Book #2 Fish! Philosophy This book written by Stephen C. Lumdin, Ph.D., Harry Paul, and John Christensen is the next step in the sequence I believe. Based on a Bank and the Pike Place Fish Market in Seattle. We have all experienced that work environment that just drags us down. The “toxic energy dump” and the “zombies’ who exist there. Perhaps the do 8 and hit the gate mentality that I have seen. You know the constant thought of work being that prison you just can’t wait to escape from. Who really wants to spend hours of their day in that mindset? Staff that just seems miserable and mundane all the time. Maybe this is more of an extreme to some but I’ve worked in those places. In offices, on manufacturing floors and on construction sites. This book is written as a story and incorporates an environment just like that, the difference being a woman finding a solution in a very unexpected place. There are lessons to learn and teach within the covers of the book which show us once again, if we put the blame and complaining aside for just a minute, we can make any work place fun and a little exciting even, no matter what we do. If we can change our outlook, and we can change our attitudes, then we can change our environment and make it fun.
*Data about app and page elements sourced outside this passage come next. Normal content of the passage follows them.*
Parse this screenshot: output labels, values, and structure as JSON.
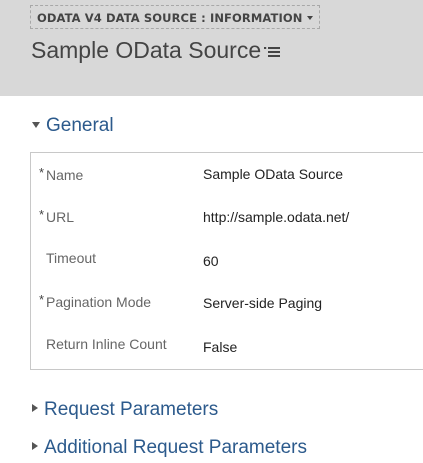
{
  "header": {
    "entity_selector": "ODATA V4 DATA SOURCE : INFORMATION",
    "record_title": "Sample OData Source"
  },
  "sections": {
    "general": "General",
    "request_parameters": "Request Parameters",
    "additional_request_parameters": "Additional Request Parameters"
  },
  "fields": [
    {
      "label": "Name",
      "required": "*",
      "value": "Sample OData Source"
    },
    {
      "label": "URL",
      "required": "*",
      "value": "http://sample.odata.net/"
    },
    {
      "label": "Timeout",
      "required": "",
      "value": "60"
    },
    {
      "label": "Pagination Mode",
      "required": "*",
      "value": "Server-side Paging"
    },
    {
      "label": "Return Inline Count",
      "required": "",
      "value": "False"
    }
  ],
  "icons": {
    "form_selector": "caret-down-icon",
    "record_menu": "list-menu-icon",
    "section_expanded": "triangle-down-icon",
    "section_collapsed": "triangle-right-icon"
  },
  "colors": {
    "header_background": "#d8d8d8",
    "section_title": "#2c5a8c",
    "form_border": "#c8c8c8"
  }
}
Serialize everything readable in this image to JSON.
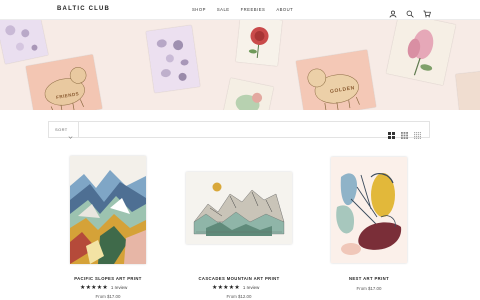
{
  "header": {
    "logo": "BALTIC CLUB",
    "nav": [
      "SHOP",
      "SALE",
      "FREEBIES",
      "ABOUT"
    ],
    "icons": [
      "account-icon",
      "search-icon",
      "cart-icon"
    ]
  },
  "hero": {
    "cards": [
      {
        "text": "FRIENDS"
      },
      {
        "text": "GOLDEN"
      }
    ]
  },
  "filter": {
    "sort_label": "SORT",
    "view_options": [
      "grid-large-icon",
      "grid-medium-icon",
      "grid-small-icon"
    ]
  },
  "products": [
    {
      "title": "PACIFIC SLOPES ART PRINT",
      "stars": "★★★★★",
      "review": "1 review",
      "price": "From $17.00"
    },
    {
      "title": "CASCADES MOUNTAIN ART PRINT",
      "stars": "★★★★★",
      "review": "1 review",
      "price": "From $12.00"
    },
    {
      "title": "NEST ART PRINT",
      "price": "From $17.00"
    }
  ],
  "colors": {
    "hero_bg": "#f7ebe6",
    "card_peach": "#f4c9b8",
    "card_cream": "#f7f1e8",
    "card_lilac": "#ecdff0",
    "accent_dark": "#222222"
  }
}
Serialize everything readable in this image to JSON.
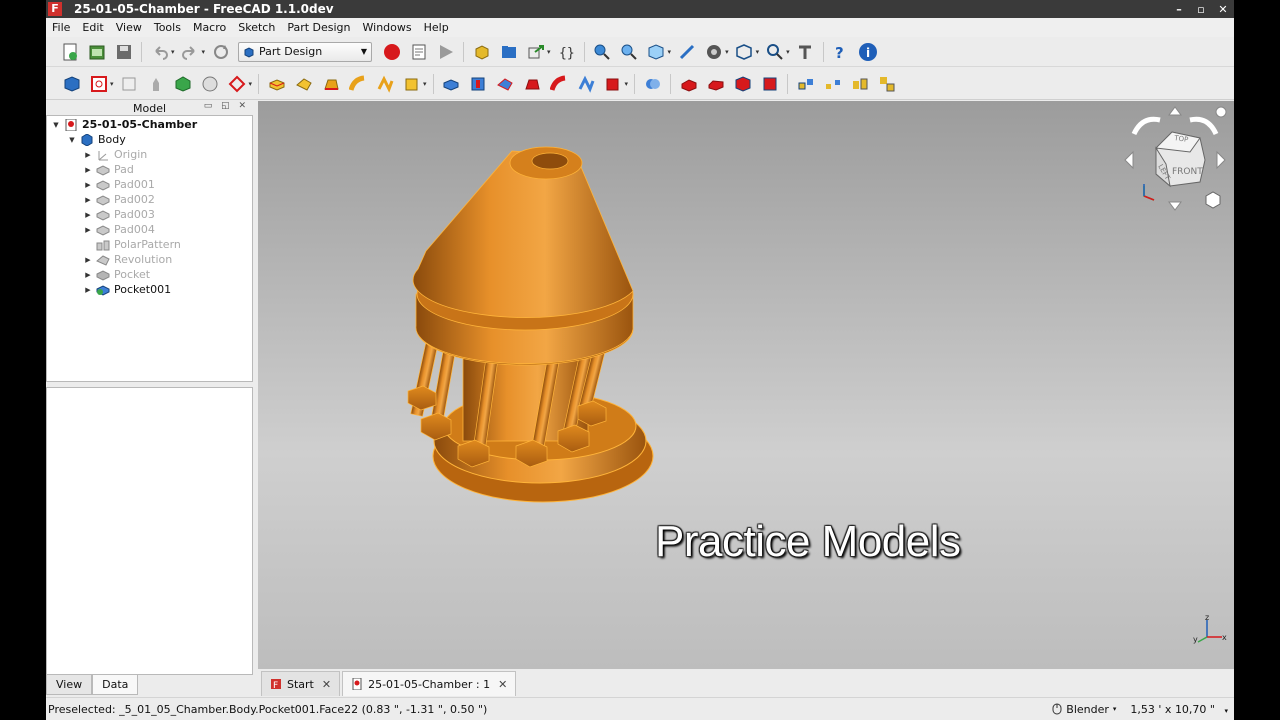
{
  "window": {
    "title": "25-01-05-Chamber - FreeCAD 1.1.0dev",
    "app_icon_letter": "F"
  },
  "menu": [
    "File",
    "Edit",
    "View",
    "Tools",
    "Macro",
    "Sketch",
    "Part Design",
    "Windows",
    "Help"
  ],
  "toolbar": {
    "workbench": "Part Design"
  },
  "model_panel": {
    "header": "Model",
    "root": "25-01-05-Chamber",
    "body": "Body",
    "features": [
      {
        "label": "Origin",
        "icon": "origin-icon"
      },
      {
        "label": "Pad",
        "icon": "pad-icon"
      },
      {
        "label": "Pad001",
        "icon": "pad-icon"
      },
      {
        "label": "Pad002",
        "icon": "pad-icon"
      },
      {
        "label": "Pad003",
        "icon": "pad-icon"
      },
      {
        "label": "Pad004",
        "icon": "pad-icon"
      },
      {
        "label": "PolarPattern",
        "icon": "polar-pattern-icon"
      },
      {
        "label": "Revolution",
        "icon": "revolution-icon"
      },
      {
        "label": "Pocket",
        "icon": "pocket-icon"
      },
      {
        "label": "Pocket001",
        "icon": "pocket-icon"
      }
    ]
  },
  "property_tabs": [
    "View",
    "Data"
  ],
  "viewport": {
    "overlay_text": "Practice Models",
    "navcube_labels": [
      "TOP",
      "LEFT",
      "FRONT"
    ],
    "axes": [
      "x",
      "y",
      "z"
    ]
  },
  "doc_tabs": [
    {
      "label": "Start",
      "close": "✕"
    },
    {
      "label": "25-01-05-Chamber : 1",
      "close": "✕"
    }
  ],
  "status": {
    "message": "Preselected: _5_01_05_Chamber.Body.Pocket001.Face22 (0.83 \", -1.31 \", 0.50 \")",
    "navigation_style": "Blender",
    "dimensions": "1,53 ' x 10,70 \""
  },
  "colors": {
    "accent": "#e08a1e",
    "record": "#d7191c",
    "info": "#1f5fb8"
  }
}
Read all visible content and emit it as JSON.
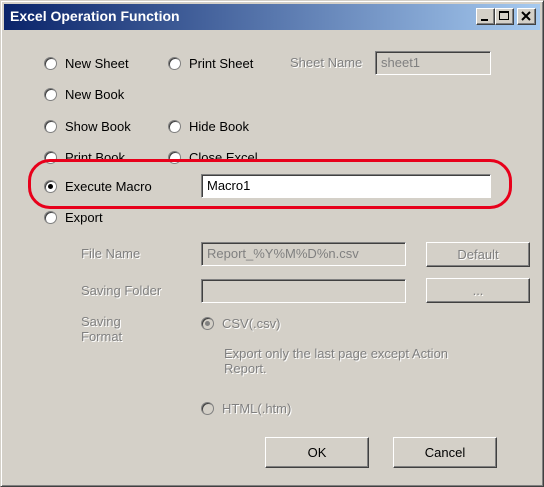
{
  "window": {
    "title": "Excel Operation Function"
  },
  "options": {
    "new_sheet": "New Sheet",
    "print_sheet": "Print Sheet",
    "new_book": "New Book",
    "show_book": "Show Book",
    "hide_book": "Hide Book",
    "print_book": "Print Book",
    "close_excel": "Close Excel",
    "execute_macro": "Execute Macro",
    "export": "Export"
  },
  "sheet_name": {
    "label": "Sheet Name",
    "value": "sheet1"
  },
  "macro": {
    "value": "Macro1"
  },
  "export": {
    "file_name_label": "File Name",
    "file_name_value": "Report_%Y%M%D%n.csv",
    "default_button": "Default",
    "saving_folder_label": "Saving Folder",
    "saving_folder_value": "",
    "browse_button": "...",
    "saving_format_label_line1": "Saving",
    "saving_format_label_line2": "Format",
    "csv_option": "CSV(.csv)",
    "csv_note_line1": "Export only the last page except Action",
    "csv_note_line2": "Report.",
    "html_option": "HTML(.htm)"
  },
  "buttons": {
    "ok": "OK",
    "cancel": "Cancel"
  },
  "colors": {
    "highlight": "#e8001b",
    "titlebar_start": "#0a246a",
    "titlebar_end": "#a6caf0"
  }
}
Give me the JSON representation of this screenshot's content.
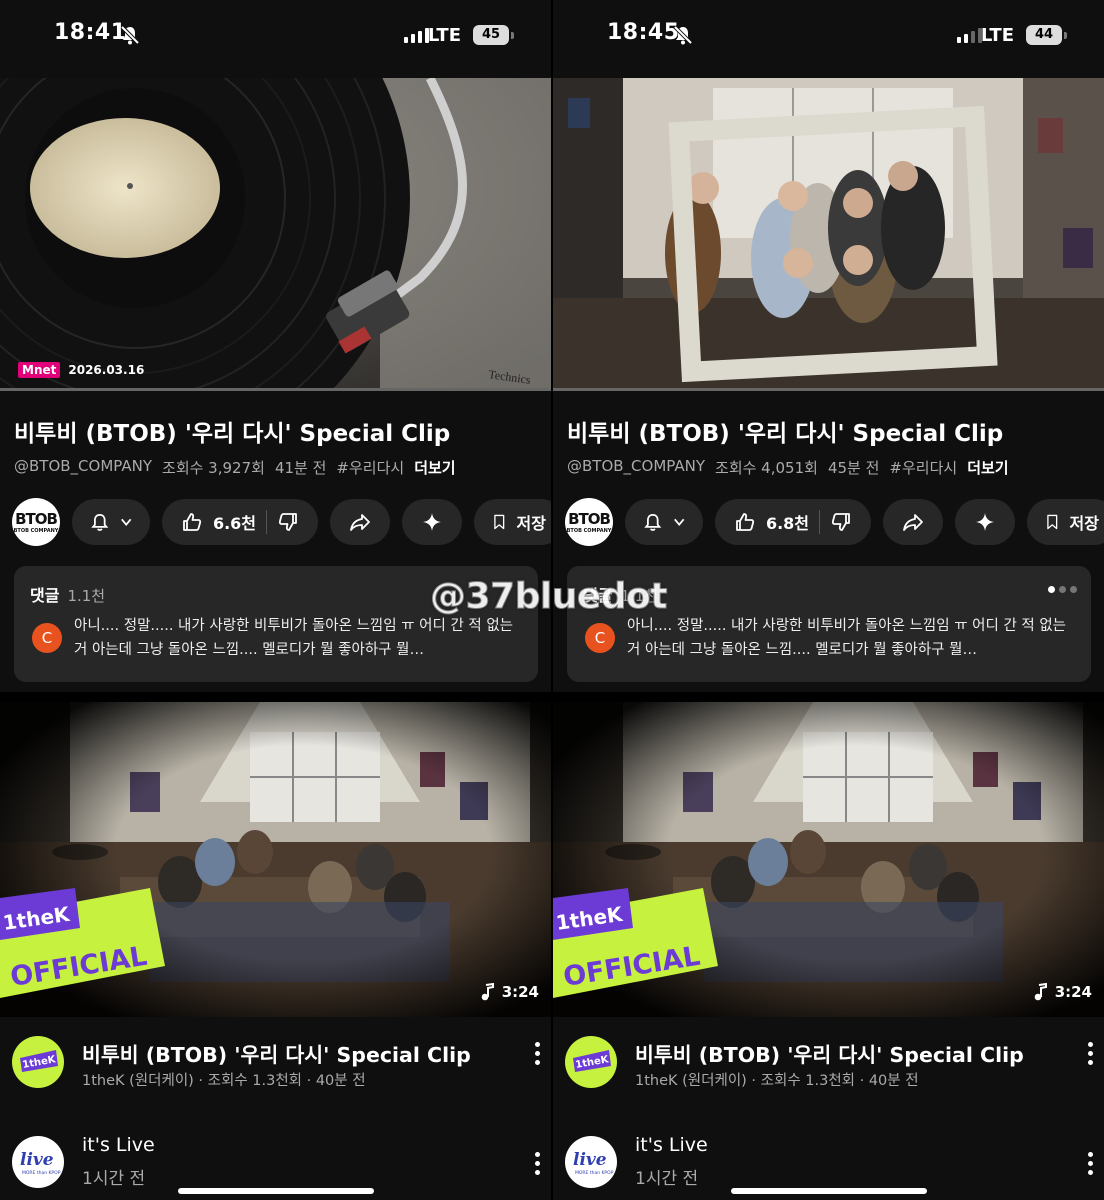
{
  "panels": [
    {
      "status": {
        "time": "18:41",
        "network": "LTE",
        "battery": "45"
      },
      "player": {
        "broadcaster": "net",
        "broadcaster_m": "M",
        "date": "2026.03.16",
        "brand": "Technics"
      },
      "video": {
        "title": "비투비 (BTOB) '우리 다시' Special Clip",
        "channel": "@BTOB_COMPANY",
        "views": "조회수 3,927회",
        "age": "41분 전",
        "hashtag": "#우리다시",
        "more": "더보기"
      },
      "channel_logo": {
        "mark": "BTOB",
        "sub": "BTOB COMPANY"
      },
      "actions": {
        "likes": "6.6천",
        "save": "저장"
      },
      "comments": {
        "label": "댓글",
        "count": "1.1천",
        "avatar": "C",
        "text": "아니.... 정말..... 내가 사랑한 비투비가 돌아온 느낌임 ㅠ 어디 간 적 없는 거 아는데 그냥 돌아온 느낌.... 멜로디가 뭘 좋아하구 뭘…"
      },
      "next": {
        "badge_line1": "1theK",
        "badge_line2": "OFFICIAL",
        "duration": "3:24",
        "title": "비투비 (BTOB) '우리 다시' Special Clip",
        "meta": "1theK (원더케이) · 조회수 1.3천회 · 40분 전",
        "logo_text": "1theK"
      },
      "live": {
        "name": "it's Live",
        "age": "1시간 전",
        "logo_text": "live",
        "logo_sub": "MORE than KPOP"
      }
    },
    {
      "status": {
        "time": "18:45",
        "network": "LTE",
        "battery": "44"
      },
      "video": {
        "title": "비투비 (BTOB) '우리 다시' Special Clip",
        "channel": "@BTOB_COMPANY",
        "views": "조회수 4,051회",
        "age": "45분 전",
        "hashtag": "#우리다시",
        "more": "더보기"
      },
      "channel_logo": {
        "mark": "BTOB",
        "sub": "BTOB COMPANY"
      },
      "actions": {
        "likes": "6.8천",
        "save": "저장"
      },
      "comments": {
        "label": "댓글",
        "count": "1.1천",
        "avatar": "C",
        "text": "아니.... 정말..... 내가 사랑한 비투비가 돌아온 느낌임 ㅠ 어디 간 적 없는 거 아는데 그냥 돌아온 느낌.... 멜로디가 뭘 좋아하구 뭘…"
      },
      "next": {
        "badge_line1": "1theK",
        "badge_line2": "OFFICIAL",
        "duration": "3:24",
        "title": "비투비 (BTOB) '우리 다시' Special Clip",
        "meta": "1theK (원더케이) · 조회수 1.3천회 · 40분 전",
        "logo_text": "1theK"
      },
      "live": {
        "name": "it's Live",
        "age": "1시간 전",
        "logo_text": "live",
        "logo_sub": "MORE than KPOP"
      }
    }
  ],
  "watermark": "@37bluedot",
  "colors": {
    "background": "#0f0f0f",
    "pill": "#272727",
    "badge_green": "#c6f13f",
    "badge_purple": "#6c3bd6",
    "avatar_orange": "#e8521f",
    "mnet_pink": "#e2007a"
  }
}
Book #3 This book is not on my Mentor’s list, however I read it previously to accepting this position within the company and I think it was one of the main reasons I was motivated enough to take the risk, and put myself in a circumstance that was very much outside of my comfort zone. So glad I did. I did send my mentor an email with the thought that he might be interested in this book and incorporating it in with the other two he has used with me thus far.
The One Thing; The Surprisingly Simple Truth Behind Extraordinary ResultsWritten by Gary Keller with Jay Papasan. We all seem to be in this race to get more, achieve more, and balance more. The problem with that I think is that while we are putting more and more on our plates, and thinking we have it all under control… we’re losing our balance. We’re spreading our focus and priorities our so far and wide that nothing is really achieved to the best of our abilities. So what happens? Somethings come off quite well while others are lagging in the background. Trying to balance too much means something is going to get neglected, something is going to be forgotten. This book is a tool to help us really look at what is at hand and narrow down our focus to The One Thing. What is the One Thing I have to do today, this week; at work, at home etc. It sounds ridiculous at first, that I need to only handle one thing. That’s exactly what I thought because if I only focused on one thing who the heck is going to pick up the rest of the 80 things I have to do. It wasn’t until I opened these pages that I realized if I really look at what the One Thing is, the rest will work out. I think, that thought I had, that there is no way I can just focus on one thing, was a sure fire way of knowing that I needed this book.
These books have been eye opening reads. But I have to put them into practice to benefit any results. I’m working on that. Communicating more and more positively; taking more off my plate and focusing on the core of it all; trying to bring better energy into all of my surroundings, especially at home and at work. I don’t know if they’re working, I don’t know if other people see anything different. However, I feel a little bit freer; a little bit happier, and a lot less stressed out. And that was highly unanticipated moving way outside of what I thought was my comfort zone. Perhaps this is my comfort zone?
Until next time….keep reading!!!!!